The 3rd page supplied by Golden-Eye also goes into their rights to appeal, specifically naming Section 82(1) of the Immigration, Asylum and Nationality Act of 2002 and as amended in the same act for 2006.
Which really doesn’t tell us anything beyond just stating that Golden-Eye has the right to appeal to the Tribunal.
This takes us to Golden-Eye’s final page.
This page, while giving the final bullet-point of grounds for appeal, goes on to let us know that, in accordance with Section 17 of the Immigration, Asylum (Treatment of Claimants) Act of 2004 which states:
Basically, they’ve implied that Golden-Eye is liable to disappear into the woodwork the second she gets her documents back so they’re holding them, her husband, and her, hostage. Reminding us that, once again, we are all guilty until proven innocent in the eyes of the UK Home Office. What are they, again? … That’s right, big-time jerk-wads.
But that’s not all, sports fans. They’ve invoked Section 120 of the Immigration, Asylum and Nationality Act of 2002, as well, reminding us of the requirements that Golden-Eye’s reasons must meet:
Outlining just what and how many kinds of hoops a person will need to jump through to some how convince them that you aren’t “guilty.”
The only consolation Golden-Eye has is that they are not requiring Golden-Eye to leave the country while the appeal is in progress; though I suspect this may have something more to do with the fact that the UK Home Office will still have their passports.

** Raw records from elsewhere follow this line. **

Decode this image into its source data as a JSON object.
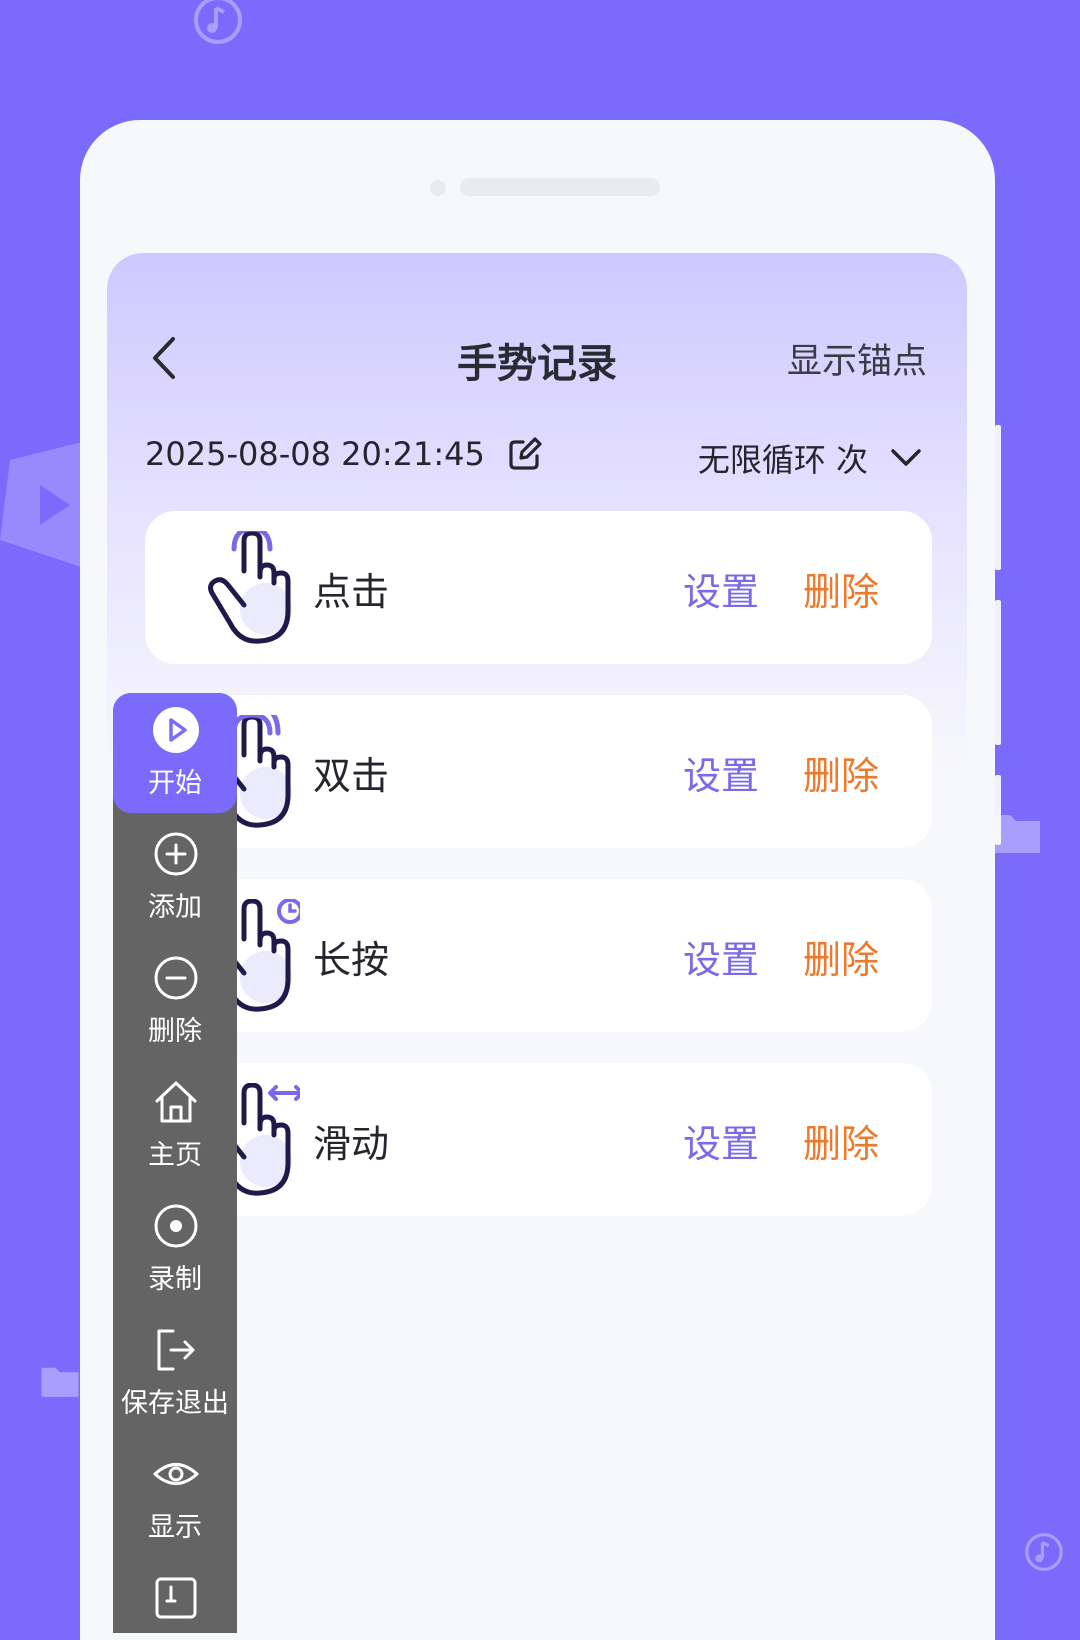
{
  "header": {
    "title": "手势记录",
    "right_action": "显示锚点"
  },
  "recording": {
    "datetime": "2025-08-08 20:21:45",
    "loop_label": "无限循环 次"
  },
  "gestures": [
    {
      "label": "点击",
      "set": "设置",
      "delete": "删除"
    },
    {
      "label": "双击",
      "set": "设置",
      "delete": "删除"
    },
    {
      "label": "长按",
      "set": "设置",
      "delete": "删除"
    },
    {
      "label": "滑动",
      "set": "设置",
      "delete": "删除"
    }
  ],
  "toolbar": {
    "items": [
      {
        "label": "开始",
        "icon": "play-icon"
      },
      {
        "label": "添加",
        "icon": "plus-icon"
      },
      {
        "label": "删除",
        "icon": "minus-icon"
      },
      {
        "label": "主页",
        "icon": "home-icon"
      },
      {
        "label": "录制",
        "icon": "record-icon"
      },
      {
        "label": "保存退出",
        "icon": "exit-icon"
      },
      {
        "label": "显示",
        "icon": "eye-icon"
      },
      {
        "label": "",
        "icon": "resize-icon"
      }
    ]
  },
  "colors": {
    "background": "#7a6bfd",
    "accent": "#7a69e8",
    "delete": "#f0782a",
    "toolbar": "#646464"
  }
}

Finally, under the directions for removal, it doesn’t give a date when a person will have to leave. Only that they should do so as soon as possible after their visa expires or if their appeal is unsuccessful. Reminding us again that if one does not go willingly, they’ll eject you with force.